I'm really tired of being sick. If I'm not much better by Monday I'm going to the doctor. This is a major concession for me. I have an instinctive distrust of the medical profession. I went for an actual checkup last year and before that it had been eight years. At this point, I'm ready to try anything to stop feeling lousy. Especially as it's "not my turn anymore". My husband, the great care taker, is down for the count. I went back to work today and halfway through the morning, became pretty sure it was a mistake, but I finished the day out and came home running a fever, etc. My second born has it now and is crawling into bed as I type this. This makes three of the four now.
I edited Troubled_Waters a little this morning and am feeling more confident of it now. I need to flesh it out with a couple of more details and then move on to writing the end. I just have to be sure that the whole thing holds water when I'm done. In that vein, I've been thinking about the following for a couple of days. Because I like to play with my own childhood superstitions and adult paranoias and entertwine it with a number of what-ifs, I'm having to learn when I can get away with dancing around the facts and when I have to adhere to them.
As I understand it, when writers create "worlds" that are different from the ones that the readers live in, we are asking them to suspend belief long enough to go along on the journey into ours. This means that our story has to have some basis in a fact that the reader understands to be true--or they strongly wish it was. People can't physically fly like birds, but most of us wish we could and, on some level, we all hold the belief that if we just concentrate hard enough we could accomplish it. So a story about someone doing it isn't hard for us to accept--if we do a good job of explaining the inner process as well as the physical effort. However if we (writers) try to convince the reader that one of our characters cured the world of cancer by growing a magic beanpole in his backyard and praying to it twice a day, we're going to have a much tougher time getting them to accept it because it's not connected to any kind of existing inner hope, icon of faith or science.
So if my facts are slightly off, (by a percentage point or two) I don't lose any sleep about it. However, if my facts are out and out logically wrong--for instance, if I suggest that someone used flour and a match to build a bomb with--then I'm going to have a huge problem getting the reader to continue the journey with me . So I do my homework--enough to get a working understanding of the subject--and I make up the rest of it.
Trouble_Waters has some of this in it. I will lean on the know-how of a couple of friends who've got background in networking computers, security software and government agencies to help me tighten up my facts some, but I am not going to take a trip to Jefferson City and visit the FBI office to see if there is even a computer securities division.
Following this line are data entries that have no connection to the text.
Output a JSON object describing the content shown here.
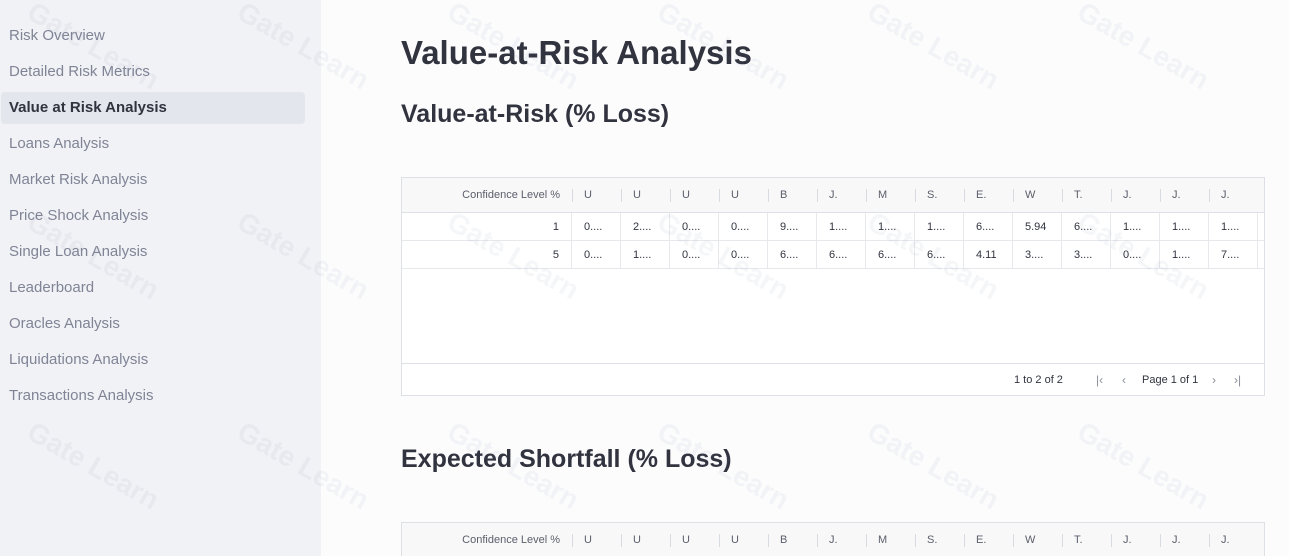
{
  "sidebar": {
    "items": [
      {
        "label": "Risk Overview"
      },
      {
        "label": "Detailed Risk Metrics"
      },
      {
        "label": "Value at Risk Analysis"
      },
      {
        "label": "Loans Analysis"
      },
      {
        "label": "Market Risk Analysis"
      },
      {
        "label": "Price Shock Analysis"
      },
      {
        "label": "Single Loan Analysis"
      },
      {
        "label": "Leaderboard"
      },
      {
        "label": "Oracles Analysis"
      },
      {
        "label": "Liquidations Analysis"
      },
      {
        "label": "Transactions Analysis"
      }
    ],
    "active_index": 2
  },
  "main": {
    "title": "Value-at-Risk Analysis",
    "var_section_title": "Value-at-Risk (% Loss)",
    "es_section_title": "Expected Shortfall (% Loss)"
  },
  "var_table": {
    "columns": [
      "Confidence Level %",
      "U",
      "U",
      "U",
      "U",
      "B",
      "J.",
      "M",
      "S.",
      "E.",
      "W",
      "T.",
      "J.",
      "J.",
      "J."
    ],
    "rows": [
      [
        "1",
        "0....",
        "2....",
        "0....",
        "0....",
        "9....",
        "1....",
        "1....",
        "1....",
        "6....",
        "5.94",
        "6....",
        "1....",
        "1....",
        "1...."
      ],
      [
        "5",
        "0....",
        "1....",
        "0....",
        "0....",
        "6....",
        "6....",
        "6....",
        "6....",
        "4.11",
        "3....",
        "3....",
        "0....",
        "1....",
        "7...."
      ]
    ],
    "pagination": {
      "summary": "1 to 2 of 2",
      "page_label": "Page 1 of 1",
      "first_icon": "first-page-icon",
      "prev_icon": "prev-page-icon",
      "next_icon": "next-page-icon",
      "last_icon": "last-page-icon"
    }
  },
  "es_table": {
    "columns": [
      "Confidence Level %",
      "U",
      "U",
      "U",
      "U",
      "B",
      "J.",
      "M",
      "S.",
      "E.",
      "W",
      "T.",
      "J.",
      "J.",
      "J."
    ]
  },
  "watermark": "Gate Learn"
}
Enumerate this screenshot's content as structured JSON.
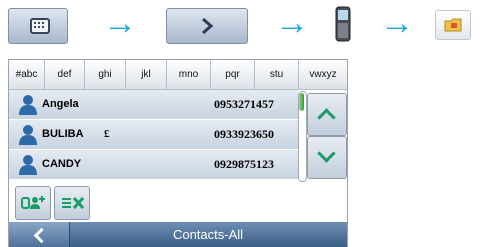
{
  "instruction_arrows": [
    "→",
    "→",
    "→"
  ],
  "keyboard": {
    "tabs": [
      "#abc",
      "def",
      "ghi",
      "jkl",
      "mno",
      "pqr",
      "stu",
      "vwxyz"
    ]
  },
  "contacts": [
    {
      "name": "Angela",
      "symbol": "",
      "number": "0953271457"
    },
    {
      "name": "BULIBA",
      "symbol": "£",
      "number": "0933923650"
    },
    {
      "name": "CANDY",
      "symbol": "",
      "number": "0929875123"
    }
  ],
  "scroll": {
    "position_fraction": 0.05
  },
  "bottom_bar": {
    "title": "Contacts-All"
  },
  "colors": {
    "accent_arrow": "#1aa7df",
    "bar": "#3c5f88",
    "row": "#c7d3e1"
  }
}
I will track down the proper name for that branch of the FBI before I'm done though.